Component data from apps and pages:
****************
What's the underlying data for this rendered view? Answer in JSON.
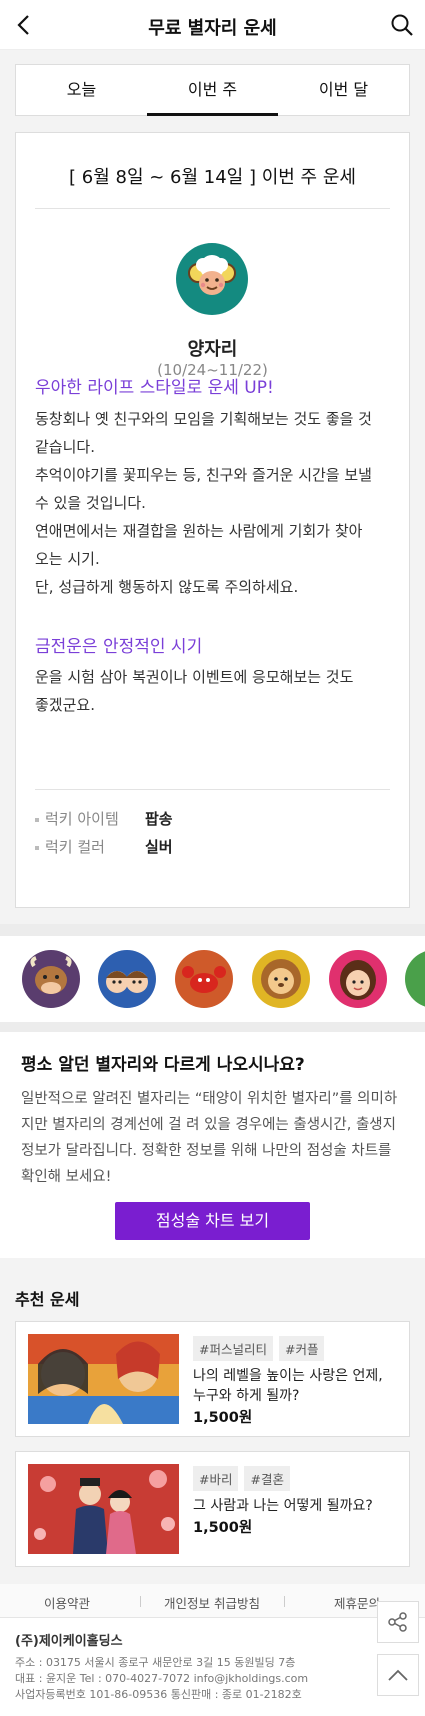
{
  "header": {
    "title": "무료 별자리 운세"
  },
  "tabs": [
    {
      "label": "오늘"
    },
    {
      "label": "이번 주"
    },
    {
      "label": "이번 달"
    }
  ],
  "fortune": {
    "period": "[ 6월 8일 ~ 6월 14일 ] 이번 주 운세",
    "sign_name": "양자리",
    "sign_date": "(10/24~11/22)",
    "headline1": "우아한 라이프 스타일로 운세 UP!",
    "para1_lines": [
      "동창회나 옛 친구와의 모임을 기획해보는 것도 좋을 것",
      "같습니다.",
      "추억이야기를 꽃피우는 등, 친구와 즐거운 시간을 보낼",
      "수 있을 것입니다.",
      "연애면에서는 재결합을 원하는 사람에게 기회가 찾아",
      "오는 시기.",
      "단, 성급하게 행동하지 않도록 주의하세요."
    ],
    "headline2": "금전운은 안정적인 시기",
    "para2_lines": [
      "운을 시험 삼아 복권이나 이벤트에 응모해보는 것도",
      "좋겠군요."
    ],
    "lucky_item_label": "럭키 아이템",
    "lucky_item_value": "팝송",
    "lucky_color_label": "럭키 컬러",
    "lucky_color_value": "실버"
  },
  "info": {
    "title": "평소 알던 별자리와 다르게 나오시나요?",
    "lines": [
      "일반적으로 알려진 별자리는 “태양이 위치한 별자리”를 의미하",
      "지만 별자리의 경계선에 걸 려 있을 경우에는 출생시간, 출생지",
      "정보가 달라집니다. 정확한 정보를 위해 나만의 점성술 차트를",
      "확인해 보세요!"
    ],
    "cta": "점성술 차트 보기"
  },
  "recommend": {
    "title": "추천 운세",
    "items": [
      {
        "tags": [
          "#퍼스널리티",
          "#커플"
        ],
        "desc": "나의 레벨을 높이는 사랑은 언제, 누구와 하게 될까?",
        "price": "1,500원"
      },
      {
        "tags": [
          "#바리",
          "#결혼"
        ],
        "desc": "그 사람과 나는 어떻게 될까요?",
        "price": "1,500원"
      }
    ]
  },
  "footer": {
    "links": [
      "이용약관",
      "개인정보 취급방침",
      "제휴문의"
    ],
    "company": "(주)제이케이홀딩스",
    "address": "주소 : 03175 서울시 종로구 새문안로 3길 15 동원빌딩 7층",
    "contact": "대표 : 윤지운    Tel : 070-4027-7072    info@jkholdings.com",
    "registration": "사업자등록번호 101-86-09536 통신판매 : 종로 01-2182호"
  },
  "colors": {
    "accent_purple": "#7a3fd8",
    "cta_purple": "#7a1ed0"
  }
}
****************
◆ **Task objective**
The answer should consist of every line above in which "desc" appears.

◆ **Solved exercise**
        "desc": "나의 레벨을 높이는 사랑은 언제, 누구와 하게 될까?",
        "desc": "그 사람과 나는 어떻게 될까요?",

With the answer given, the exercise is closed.